DATA TO USE Start Marker
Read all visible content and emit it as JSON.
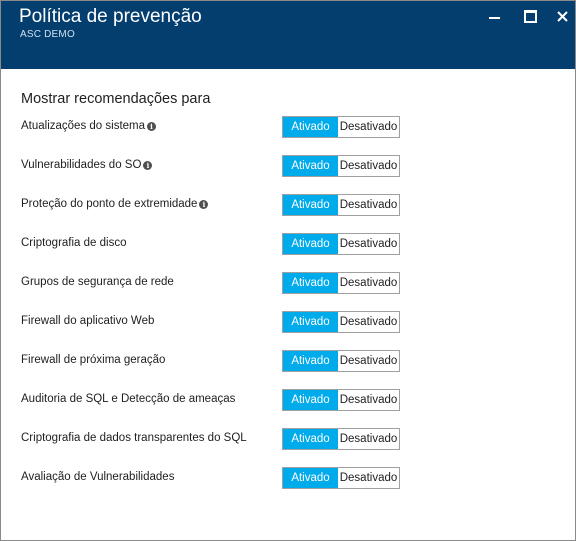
{
  "window": {
    "title": "Política de prevenção",
    "subtitle": "ASC DEMO",
    "controls": [
      "minimize-icon",
      "maximize-icon",
      "close-icon"
    ],
    "close_glyph": "✕",
    "header_color": "#033e6f"
  },
  "section": {
    "heading": "Mostrar recomendações para"
  },
  "toggle_labels": {
    "on": "Ativado",
    "off": "Desativado"
  },
  "accent_color": "#00abec",
  "info_glyph": "i",
  "rows": [
    {
      "label": "Atualizações do sistema",
      "info": true,
      "state": "Ativado"
    },
    {
      "label": "Vulnerabilidades do SO",
      "info": true,
      "state": "Ativado"
    },
    {
      "label": "Proteção do ponto de extremidade",
      "info": true,
      "state": "Ativado"
    },
    {
      "label": "Criptografia de disco",
      "info": false,
      "state": "Ativado"
    },
    {
      "label": "Grupos de segurança de rede",
      "info": false,
      "state": "Ativado"
    },
    {
      "label": "Firewall do aplicativo Web",
      "info": false,
      "state": "Ativado"
    },
    {
      "label": "Firewall de próxima geração",
      "info": false,
      "state": "Ativado"
    },
    {
      "label": "Auditoria de SQL e Detecção de ameaças",
      "info": false,
      "state": "Ativado"
    },
    {
      "label": "Criptografia de dados transparentes do SQL",
      "info": false,
      "state": "Ativado"
    },
    {
      "label": "Avaliação de Vulnerabilidades",
      "info": false,
      "state": "Ativado"
    }
  ]
}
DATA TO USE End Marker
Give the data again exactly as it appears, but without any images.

Read all visible content and emit it as JSON.
{
  "window": {
    "title": "Política de prevenção",
    "subtitle": "ASC DEMO",
    "controls": [
      "minimize-icon",
      "maximize-icon",
      "close-icon"
    ],
    "close_glyph": "✕",
    "header_color": "#033e6f"
  },
  "section": {
    "heading": "Mostrar recomendações para"
  },
  "toggle_labels": {
    "on": "Ativado",
    "off": "Desativado"
  },
  "accent_color": "#00abec",
  "info_glyph": "i",
  "rows": [
    {
      "label": "Atualizações do sistema",
      "info": true,
      "state": "Ativado"
    },
    {
      "label": "Vulnerabilidades do SO",
      "info": true,
      "state": "Ativado"
    },
    {
      "label": "Proteção do ponto de extremidade",
      "info": true,
      "state": "Ativado"
    },
    {
      "label": "Criptografia de disco",
      "info": false,
      "state": "Ativado"
    },
    {
      "label": "Grupos de segurança de rede",
      "info": false,
      "state": "Ativado"
    },
    {
      "label": "Firewall do aplicativo Web",
      "info": false,
      "state": "Ativado"
    },
    {
      "label": "Firewall de próxima geração",
      "info": false,
      "state": "Ativado"
    },
    {
      "label": "Auditoria de SQL e Detecção de ameaças",
      "info": false,
      "state": "Ativado"
    },
    {
      "label": "Criptografia de dados transparentes do SQL",
      "info": false,
      "state": "Ativado"
    },
    {
      "label": "Avaliação de Vulnerabilidades",
      "info": false,
      "state": "Ativado"
    }
  ]
}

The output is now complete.